A saddle is a piece of equestrian equipment that allows you to comfortably mount and lead your horse. Besides playing a key role in the proper transferring of information so you can communicate with your horse, it is also a necessary piece of equipment for you to safely ride your horse. Featuring elements that adjust to the horse’s and your anatomical shape, a saddle makes house riding a pleasant experience for both you and your horse.
The Importance of Choosing the Right Saddle
You communicate with your horse through signals that trigger his reactions. With the help of your body’s balance in the saddle and your calves and hands, you influence your horse’s movements. Depending on the equestrian discipline, you should choose saddles based on the structure that will better communicate valid information to your horse. His reaction would be the feedback and the performed task would be the effect of the communication. A precise saddle fit will ensure a better synchronisation and fluency of your horse’s movements. Particular movements of its construction will allow you to create different configurations to fit your equestrian discipline and individual needs.
Featuring a minimalist construction, this type of saddle is very lightweight and ideal for standing in the stirrups for a long period of time. Because of that, it provides the most comfortable experience for both the horse and rider.
Meant to be used only on ponies by teenagers and children, junior saddles allow proper development of the young skeleton by being much narrower so they fit kids’ hips and pelvis. Aside from being incredibly soft, these seats also come with knee blocks attached with velcro to ensure proper leg placement. All these features make junior saddles a safe and comfortable solution for kids.
Designed for show jumping, the construction of these seats allows for proper leg position and dynamic raises during jumps. The seat is usually half-shallow or less deep than regular ridding saddles for horses, which makes you sit lightly or halfway through. They are lightweight and come with knee blocks. Bigger knee blocks are meant for beginners or intermediate riders and smaller ones are ideal for more experienced riders who can keep their balance. A jumping saddle should be positioned behind the shoulder blade of the house and never in front of it.
This type of saddle is deep, has a big tight and knee block and it’s available in different shapes, widths and lengths. Dressage models enable you to sit in a static and straight position. They go on the back of the horse and their construction provides a safe balance so you can ride comfortably.
With this type, you get a combination of the dressage and jumping model in one saddle, which makes it suitable for jumping and performing dressage elements. However, it’s not meant to be used as a replacement for the former two. Although you get a decent amount of comfort with versatile saddles, they don’t have a specific shape or force you into a specific position.
Factors to Consider When Choosing a Saddle
Leather is the traditional material for saddles. To make sure you get a high-quality leather saddle, take a closer look at the quality of the stitching and billet straps. Synthetic saddles are also available.

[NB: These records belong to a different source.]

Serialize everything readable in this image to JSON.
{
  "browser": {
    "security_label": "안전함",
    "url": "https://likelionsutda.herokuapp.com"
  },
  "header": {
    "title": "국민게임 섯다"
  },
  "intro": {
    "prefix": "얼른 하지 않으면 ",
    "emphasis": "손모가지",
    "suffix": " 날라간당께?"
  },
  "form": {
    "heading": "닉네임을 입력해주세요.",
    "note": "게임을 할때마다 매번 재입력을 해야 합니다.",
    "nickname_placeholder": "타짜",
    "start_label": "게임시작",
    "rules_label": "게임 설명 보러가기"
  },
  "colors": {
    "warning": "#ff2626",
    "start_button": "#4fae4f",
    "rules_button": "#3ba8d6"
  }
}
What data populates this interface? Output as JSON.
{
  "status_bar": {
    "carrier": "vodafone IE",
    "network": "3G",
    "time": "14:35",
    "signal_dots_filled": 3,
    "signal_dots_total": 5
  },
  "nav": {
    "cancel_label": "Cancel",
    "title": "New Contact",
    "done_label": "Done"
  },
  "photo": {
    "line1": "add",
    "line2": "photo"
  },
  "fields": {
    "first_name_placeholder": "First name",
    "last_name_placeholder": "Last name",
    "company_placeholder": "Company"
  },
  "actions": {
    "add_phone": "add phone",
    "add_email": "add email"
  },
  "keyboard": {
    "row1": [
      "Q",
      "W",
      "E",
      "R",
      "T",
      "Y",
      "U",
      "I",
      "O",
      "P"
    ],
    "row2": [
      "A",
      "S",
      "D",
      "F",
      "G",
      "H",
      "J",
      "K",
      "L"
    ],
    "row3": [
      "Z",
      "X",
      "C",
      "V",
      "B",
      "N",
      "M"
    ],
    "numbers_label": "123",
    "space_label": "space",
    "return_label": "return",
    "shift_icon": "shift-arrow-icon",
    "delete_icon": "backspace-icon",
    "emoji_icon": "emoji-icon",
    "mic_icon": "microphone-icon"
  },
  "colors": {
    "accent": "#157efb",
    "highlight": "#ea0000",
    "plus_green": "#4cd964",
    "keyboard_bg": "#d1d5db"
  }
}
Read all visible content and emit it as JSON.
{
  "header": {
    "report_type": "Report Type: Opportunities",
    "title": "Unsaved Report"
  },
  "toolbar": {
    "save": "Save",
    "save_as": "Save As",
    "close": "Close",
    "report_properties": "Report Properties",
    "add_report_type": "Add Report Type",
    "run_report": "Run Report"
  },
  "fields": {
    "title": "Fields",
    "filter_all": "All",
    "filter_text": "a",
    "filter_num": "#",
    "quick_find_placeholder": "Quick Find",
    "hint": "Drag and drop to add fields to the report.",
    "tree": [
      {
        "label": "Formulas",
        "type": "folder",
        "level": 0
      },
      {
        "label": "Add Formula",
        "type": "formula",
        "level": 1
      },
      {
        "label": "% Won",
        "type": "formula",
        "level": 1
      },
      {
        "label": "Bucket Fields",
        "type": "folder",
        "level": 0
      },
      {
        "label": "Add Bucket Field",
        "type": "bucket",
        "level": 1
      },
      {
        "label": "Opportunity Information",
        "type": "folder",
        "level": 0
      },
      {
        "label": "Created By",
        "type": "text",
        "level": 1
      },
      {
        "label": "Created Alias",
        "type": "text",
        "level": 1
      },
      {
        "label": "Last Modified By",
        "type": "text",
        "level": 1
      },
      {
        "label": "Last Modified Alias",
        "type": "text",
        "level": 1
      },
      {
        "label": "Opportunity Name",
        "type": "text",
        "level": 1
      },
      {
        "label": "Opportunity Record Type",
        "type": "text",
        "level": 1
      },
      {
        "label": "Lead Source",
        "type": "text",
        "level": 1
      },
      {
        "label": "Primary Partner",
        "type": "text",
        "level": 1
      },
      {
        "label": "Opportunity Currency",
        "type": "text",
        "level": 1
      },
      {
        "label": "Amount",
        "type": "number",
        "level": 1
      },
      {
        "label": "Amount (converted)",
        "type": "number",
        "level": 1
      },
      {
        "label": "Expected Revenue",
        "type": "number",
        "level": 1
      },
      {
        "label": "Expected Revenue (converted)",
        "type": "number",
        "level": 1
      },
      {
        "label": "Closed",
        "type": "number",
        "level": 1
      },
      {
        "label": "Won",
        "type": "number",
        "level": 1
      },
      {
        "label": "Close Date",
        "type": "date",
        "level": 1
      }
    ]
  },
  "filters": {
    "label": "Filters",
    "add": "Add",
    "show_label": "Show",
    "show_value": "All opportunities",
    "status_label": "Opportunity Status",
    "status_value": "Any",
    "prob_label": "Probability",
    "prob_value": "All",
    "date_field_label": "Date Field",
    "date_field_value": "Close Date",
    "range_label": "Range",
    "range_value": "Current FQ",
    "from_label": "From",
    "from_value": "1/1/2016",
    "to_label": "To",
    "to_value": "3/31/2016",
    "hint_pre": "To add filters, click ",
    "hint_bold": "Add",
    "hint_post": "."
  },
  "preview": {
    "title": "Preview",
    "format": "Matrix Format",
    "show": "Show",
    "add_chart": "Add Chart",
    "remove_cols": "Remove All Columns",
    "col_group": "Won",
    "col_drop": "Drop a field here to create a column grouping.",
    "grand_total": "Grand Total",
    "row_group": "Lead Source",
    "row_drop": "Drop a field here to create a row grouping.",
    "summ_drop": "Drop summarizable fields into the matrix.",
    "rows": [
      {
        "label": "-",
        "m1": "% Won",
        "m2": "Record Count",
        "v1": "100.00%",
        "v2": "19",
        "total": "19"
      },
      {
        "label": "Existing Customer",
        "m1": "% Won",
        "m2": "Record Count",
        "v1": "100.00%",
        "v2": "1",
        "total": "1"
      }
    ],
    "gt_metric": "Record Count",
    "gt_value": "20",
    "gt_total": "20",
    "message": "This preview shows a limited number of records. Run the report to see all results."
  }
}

These are made from suede materials that make them look like traditional leather ones. Synthetic versions are lightweight and easy to clean and are also available in different styles.
Withers bar is the opening at the front of the saddle. To get it right, you’ll need a precise measurement from the left to the right edge of the pommel. For the best fit, you’ll also need to pay attention to the individual anatomy of the back of the withers bar.
The right size seat for you will be determined by your weight and height. Although there are no universal rules when choosing a saddle size, sometimes you need to go for a non-standard size. Manufacturers make certain models that fit a certain weight and height range. For example, if you weigh between 55-80 kg, then you need a 43-45cm saddle, or if you are 1,65-1,75m tall, you need a 41-45 cm saddle.
Centre of Gravity
This is the lowest point in the seat saddle, which should be the highest of the horse’s back. In order to achieve a balanced centre of gravity, when trying out the saddle on your horse, make sure it feels like you’re sitting on the horse.